ASF, which is marching through Asia towards Australia, has become recognised as potentially the biggest animal disease event the world has ever seen, Minister McKenzie said yesterday.
She said the highly contagious disease could devastate the nation’s $1.3b pork industry and 2700 pork producers if it reaches Australia.
ASF kills about 80 per cent of pigs it infects. With no treatments or vaccines available, entire pig populations have been destroyed in infected areas in an attempt to contain and prevent its spread.
An estimated 25 percent of the world’s pigs are expected to be dead from the current global outbreak by the end of this year.
“We’ve not been sitting on our hands,” Ms McKenzie said.
“The Liberal National Government has already ramped up inspections of people and mail arriving from countries affected by African swine fever.
“We’ve suspended trade of high risk pig products from affected countries and we’ve banned travellers bringing in pork jerky from all countries.
“Since we increased border checks we’ve seized 23 tonnes of pork from African swine fever countries and of the pork we tested about 15 per cent was positive for the virus.”
“We need everyone to take biosecurity seriously and make sure they don’t become a vector for a disease that could decimate our domestic pig industry and way of life by doing the right thing when bringing things into the country.”
The scale of the challenge to keep ASF and other biosecurity threats such as Foot and Mouth Disease out of Australia was highlighted in the report released in May by Helen Scott-Orr, who was until recently Australia’s Inspector General for Biosecurity and oversaw the investigations earlier this year that identified the high incidence of ASF and FMD in intercepted pork products seized from travellers at Australian airports.
In January and February 2019 the Australian Animal Health Laboratory found ASF virus fragments in 40 of 283 pork products seized at the border, and FMD virus in two samples.
Only 72 percent of the 328,984 interceptions by biosecurity officers at the border from 2012-2017 were declared.
Of the intercepted meat products that were not declared, detector dogs were the most effective method of identification the illegal products, accounting for 53pc of interceptions, with X-rays accounting for 32pc.
Despite that, the number of detector dogs operating at Australian airports has decreased by 55 percent over the same period.
New 3D X-ray machines are on trial at Melbourne and Auckland airports which show promise but are not validated yet for meat.

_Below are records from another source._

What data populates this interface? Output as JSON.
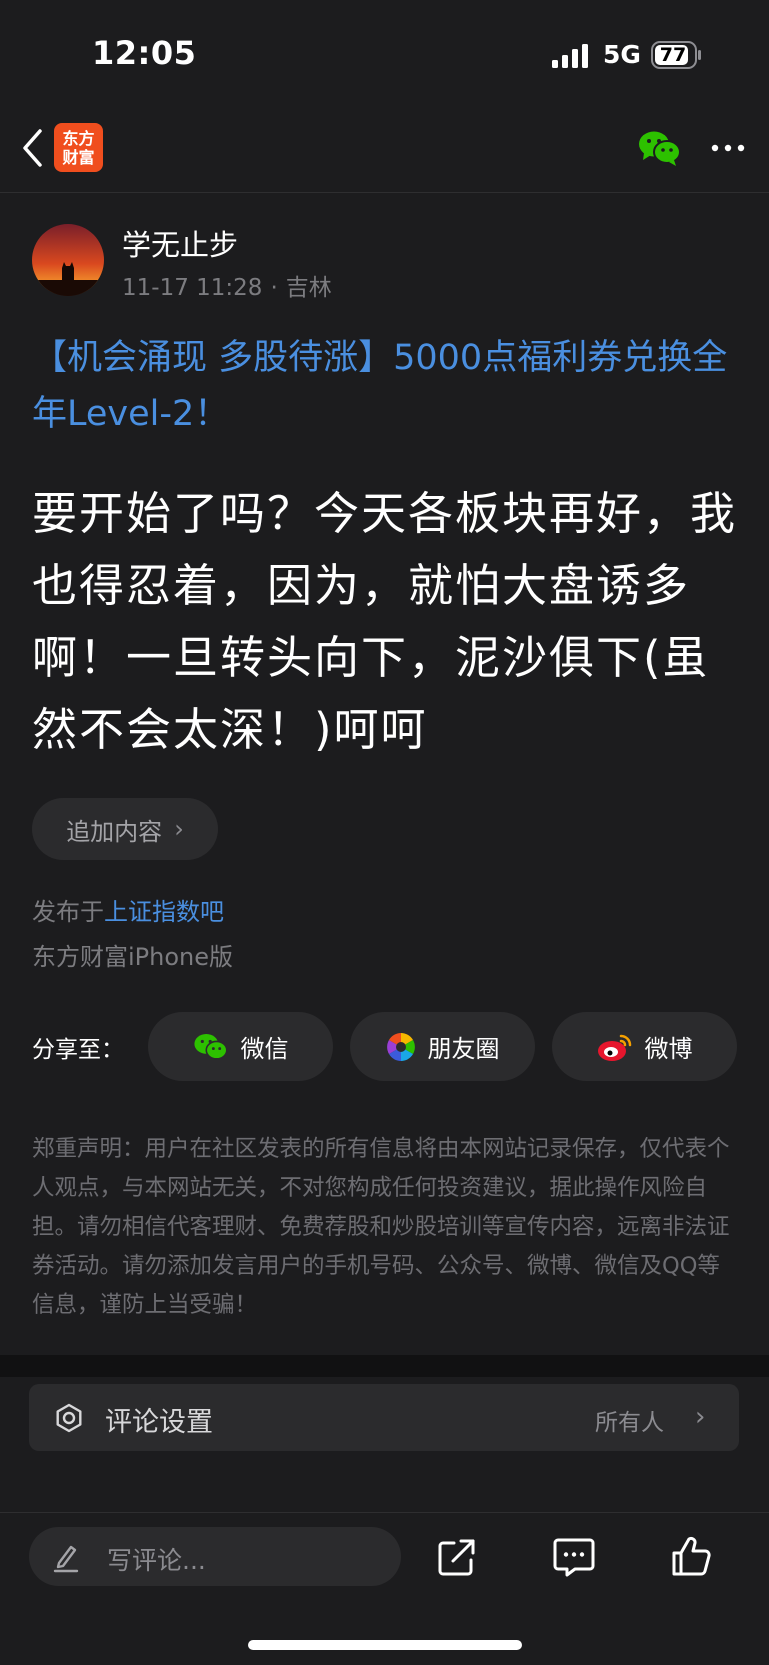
{
  "status_bar": {
    "time": "12:05",
    "network": "5G",
    "battery": "77"
  },
  "nav": {
    "logo_line1": "东方",
    "logo_line2": "财富"
  },
  "post": {
    "author": "学无止步",
    "date": "11-17 11:28",
    "location": "吉林",
    "headline": "【机会涌现 多股待涨】5000点福利券兑换全年Level-2！",
    "body": "要开始了吗？今天各板块再好，我也得忍着，因为，就怕大盘诱多啊！一旦转头向下，泥沙俱下(虽然不会太深！)呵呵",
    "add_content_label": "追加内容",
    "posted_in_prefix": "发布于",
    "posted_in_forum": "上证指数吧",
    "device": "东方财富iPhone版"
  },
  "share": {
    "label": "分享至：",
    "wechat": "微信",
    "moments": "朋友圈",
    "weibo": "微博"
  },
  "disclaimer": "郑重声明：用户在社区发表的所有信息将由本网站记录保存，仅代表个人观点，与本网站无关，不对您构成任何投资建议，据此操作风险自担。请勿相信代客理财、免费荐股和炒股培训等宣传内容，远离非法证券活动。请勿添加发言用户的手机号码、公众号、微博、微信及QQ等信息，谨防上当受骗！",
  "comment_settings": {
    "label": "评论设置",
    "value": "所有人"
  },
  "bottom_bar": {
    "comment_placeholder": "写评论..."
  },
  "colors": {
    "link_blue": "#4a8fe0",
    "brand_orange": "#f04e1e",
    "wechat_green": "#2dc100"
  }
}
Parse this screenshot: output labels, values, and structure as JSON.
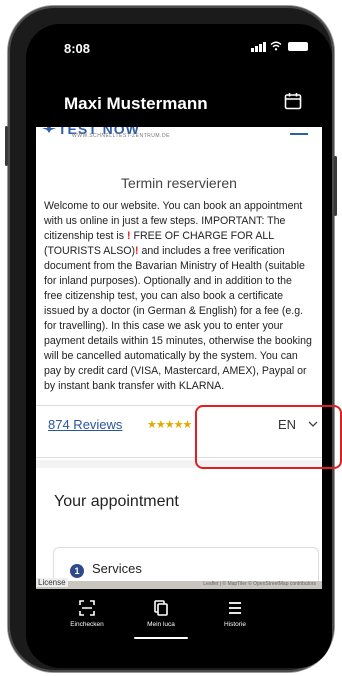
{
  "status_bar": {
    "time": "8:08"
  },
  "header": {
    "title": "Maxi Mustermann"
  },
  "website": {
    "logo_text": "TEST NOW",
    "logo_sub": "WWW.SCHNELLTEST-ZENTRUM.DE",
    "page_title": "Termin reservieren",
    "intro_1": "Welcome to our website. You can book an appointment with us online in just a few steps. IMPORTANT: The citizenship test is ",
    "intro_2": " FREE OF CHARGE FOR ALL (TOURISTS ALSO)",
    "intro_3": " and includes a free verification document from the Bavarian Ministry of Health (suitable for inland purposes). Optionally and in addition to the free citizenship test, you can also book a certificate issued by a doctor (in German & English) for a fee (e.g. for travelling). In this case we ask you to enter your payment details within 15 minutes, otherwise the booking will be cancelled automatically by the system. You can pay by credit card (VISA, Mastercard, AMEX), Paypal or by instant bank transfer with KLARNA.",
    "exclamation": "!",
    "reviews_link": "874 Reviews",
    "stars": "★★★★★",
    "language": "EN",
    "appointment_title": "Your appointment",
    "services_step": "1",
    "services_label": "Services",
    "map_license": "License",
    "map_attribution": "Leaflet | © MapTiler © OpenStreetMap contributors"
  },
  "tabbar": {
    "items": [
      {
        "label": "Einchecken",
        "icon": "checkin-icon"
      },
      {
        "label": "Mein luca",
        "icon": "luca-icon"
      },
      {
        "label": "Historie",
        "icon": "history-icon"
      }
    ]
  },
  "colors": {
    "accent": "#2f5fa8",
    "highlight": "#e02020",
    "exclamation": "#e0261e"
  }
}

The report noted that trained detector dogs have a working life of about six to eight years and have a distinct advantage in detecting undeclared biosecurity risk material including the ability to:
- screen large numbers of passengers and their baggage in a short period
- be trained as multipurpose detectors (because of their excellent sense of smell and strong retrieval drive)
- screen large items at airports and mail centres
- be impartial (the dogs are not subject to profile bias).
In its response to the report released in May the Department of Agriculture said it had started to expand the detector dog program as part of a suite of controls to detect high risk pests such as brown marmorated stink bugs, but further expansion of the detector dog program would be a matter for Government.